|Posing for the media; Moto at the tiller in the background.|
Nick, our first mate, was a stolid man, reliable. He was in his thirties and knew English pretty well.
The other two were in their twenties. Moto was gentle, quiet, and kept himself in the background. When the Honolulu Star-Bulletin wanted a picture of the Phoenix under sail off Diamond Head, the rest of us lined up along the rails for the photographer on a boat pacing us. Moto (I notice now) stayed in the cockpit steering. That was so typical of him.
Mickey was different. He spent our whole shakedown cruise from Japan in his bunk seasick (well, it was a rough and scary trip and his bunk--and Moto's--were in the fo'c'sle, which has the roughest ride). When pressed, he finally had Nick tell us he thought it would help if he could have "a little rice gruel like my mother used to make." So Mum, who already made three meals a day--meals for all seven of us with Japanese rice and miso soup for the three Japanese men--set to work to make Mickey rice gruel the way his mother used to make it..
Mickey didn't like to work (he prided himself on growing his little fingernails out about an inch like Japanese "gentlemen" so he couldn't do much work anyway) although he didn't mind taking credit for it, and he didn't like taking orders. Despite repeated instructions, he'd let other ships approach too close in the middle of the night before waking the skipper to inform him there was a ship in sight.
Whatever real offenses he may have committed, Mickey became our scapegoat for everything. When our black cat Manuia turned up with a stripe of white paint down her back, I blamed Mickey. (I should have known it was more in the line of my father's type of humor.)
|Moto, Mickey, Nick|
Nick staunchly chose to stay with us. For some reason, Moto chose to be sent home with Mickey. We liked Moto. We liked his cheerful personality and his hard work. Setting sails or mending them, he'd quietly do what needed to be done whether assigned the job or not. We had no issues with Moto and were sad that he chose to leave. We weren't sure whether it was out of loyalty to Mickey, issues with Skipper's authoritarianism, or homesickness.
Three years later when we reached Japan, Nick became a celebrity, the first Japanese to sail around the world. Toward the end of our trip Nick had taken to wearing a wide wool cummerbund.

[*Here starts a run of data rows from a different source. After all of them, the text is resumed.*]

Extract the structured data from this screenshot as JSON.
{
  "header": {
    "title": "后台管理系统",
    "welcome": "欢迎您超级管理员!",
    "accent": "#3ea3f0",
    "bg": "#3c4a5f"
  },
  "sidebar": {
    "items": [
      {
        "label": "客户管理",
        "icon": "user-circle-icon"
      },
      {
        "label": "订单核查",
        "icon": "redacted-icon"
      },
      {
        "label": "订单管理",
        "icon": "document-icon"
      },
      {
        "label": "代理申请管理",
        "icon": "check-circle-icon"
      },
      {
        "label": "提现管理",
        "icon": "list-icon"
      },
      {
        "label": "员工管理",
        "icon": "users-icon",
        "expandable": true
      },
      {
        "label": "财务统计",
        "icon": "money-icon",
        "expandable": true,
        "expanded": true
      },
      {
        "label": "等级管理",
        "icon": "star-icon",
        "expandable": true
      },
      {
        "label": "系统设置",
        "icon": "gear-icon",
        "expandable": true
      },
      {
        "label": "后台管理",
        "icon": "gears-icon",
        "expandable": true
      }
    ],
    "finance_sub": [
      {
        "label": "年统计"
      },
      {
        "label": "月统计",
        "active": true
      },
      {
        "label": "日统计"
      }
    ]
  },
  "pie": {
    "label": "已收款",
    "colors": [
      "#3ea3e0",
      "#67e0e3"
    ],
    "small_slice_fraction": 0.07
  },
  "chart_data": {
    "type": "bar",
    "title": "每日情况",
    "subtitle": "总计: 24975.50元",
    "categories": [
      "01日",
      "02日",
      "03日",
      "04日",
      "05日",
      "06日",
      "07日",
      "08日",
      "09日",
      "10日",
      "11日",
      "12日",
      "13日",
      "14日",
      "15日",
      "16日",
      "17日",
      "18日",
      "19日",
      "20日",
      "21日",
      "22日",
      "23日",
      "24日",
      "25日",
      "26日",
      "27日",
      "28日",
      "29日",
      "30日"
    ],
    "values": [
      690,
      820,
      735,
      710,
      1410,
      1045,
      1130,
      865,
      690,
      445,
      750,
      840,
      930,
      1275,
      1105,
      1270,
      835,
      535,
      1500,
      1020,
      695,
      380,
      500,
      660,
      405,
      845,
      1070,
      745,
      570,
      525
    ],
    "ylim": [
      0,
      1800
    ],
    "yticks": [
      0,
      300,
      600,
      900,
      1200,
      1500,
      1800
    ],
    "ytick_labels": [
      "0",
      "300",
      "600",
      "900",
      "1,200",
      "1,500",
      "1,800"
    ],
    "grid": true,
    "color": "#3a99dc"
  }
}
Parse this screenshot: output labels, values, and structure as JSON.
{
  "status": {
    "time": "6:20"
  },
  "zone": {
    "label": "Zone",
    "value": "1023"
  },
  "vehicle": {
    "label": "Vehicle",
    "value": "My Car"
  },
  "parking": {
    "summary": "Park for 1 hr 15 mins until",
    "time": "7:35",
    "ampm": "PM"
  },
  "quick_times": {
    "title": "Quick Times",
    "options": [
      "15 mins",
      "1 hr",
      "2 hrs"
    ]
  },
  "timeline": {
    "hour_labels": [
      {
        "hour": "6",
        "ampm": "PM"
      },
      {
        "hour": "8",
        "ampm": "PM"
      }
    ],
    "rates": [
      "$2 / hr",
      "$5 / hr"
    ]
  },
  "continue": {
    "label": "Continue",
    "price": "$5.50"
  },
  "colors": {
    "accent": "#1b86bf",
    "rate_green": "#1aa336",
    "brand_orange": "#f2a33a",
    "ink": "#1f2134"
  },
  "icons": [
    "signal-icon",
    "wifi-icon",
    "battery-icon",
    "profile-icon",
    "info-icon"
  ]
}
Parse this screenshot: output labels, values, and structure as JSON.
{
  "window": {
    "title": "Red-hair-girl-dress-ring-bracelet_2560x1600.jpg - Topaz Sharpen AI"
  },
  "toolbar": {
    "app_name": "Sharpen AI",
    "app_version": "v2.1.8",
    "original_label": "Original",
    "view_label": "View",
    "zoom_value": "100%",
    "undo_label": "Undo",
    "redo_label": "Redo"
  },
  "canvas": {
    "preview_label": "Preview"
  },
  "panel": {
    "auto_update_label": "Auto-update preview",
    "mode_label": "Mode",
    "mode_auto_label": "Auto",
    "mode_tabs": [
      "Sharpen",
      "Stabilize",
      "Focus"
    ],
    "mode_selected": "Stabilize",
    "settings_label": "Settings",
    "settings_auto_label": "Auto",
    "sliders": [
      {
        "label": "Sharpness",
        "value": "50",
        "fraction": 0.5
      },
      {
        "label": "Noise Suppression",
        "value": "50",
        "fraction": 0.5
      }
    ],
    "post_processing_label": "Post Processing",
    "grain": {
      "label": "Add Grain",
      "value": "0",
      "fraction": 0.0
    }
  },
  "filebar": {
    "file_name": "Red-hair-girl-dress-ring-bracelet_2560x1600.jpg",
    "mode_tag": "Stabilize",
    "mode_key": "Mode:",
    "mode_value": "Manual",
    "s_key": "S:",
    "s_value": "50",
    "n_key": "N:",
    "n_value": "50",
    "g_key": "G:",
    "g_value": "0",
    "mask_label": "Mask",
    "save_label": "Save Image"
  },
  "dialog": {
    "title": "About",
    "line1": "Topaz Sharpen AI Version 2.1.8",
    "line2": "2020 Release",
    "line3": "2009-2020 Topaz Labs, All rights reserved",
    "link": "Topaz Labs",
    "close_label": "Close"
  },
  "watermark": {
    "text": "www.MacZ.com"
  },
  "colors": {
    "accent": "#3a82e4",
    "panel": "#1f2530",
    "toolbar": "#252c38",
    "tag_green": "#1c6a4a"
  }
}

I wonder now whether he wore it to ease pain because soon after our return to Hiroshima he went in for surgery for stomach cancer and died on the operating table.
Meanwhile, Moto had settled back into Japanese life and had met the woman he wanted to marry--a hibakusha (nuclear bomb survivor). Most Japanese discriminated against hibakusha and would not consider marrying someone (or arranging a marriage for their grown child with someone) carrying potential mutations that might affect future generations.
We've never heard what happened to Mickey after he left the Phoenix.
(To be continued)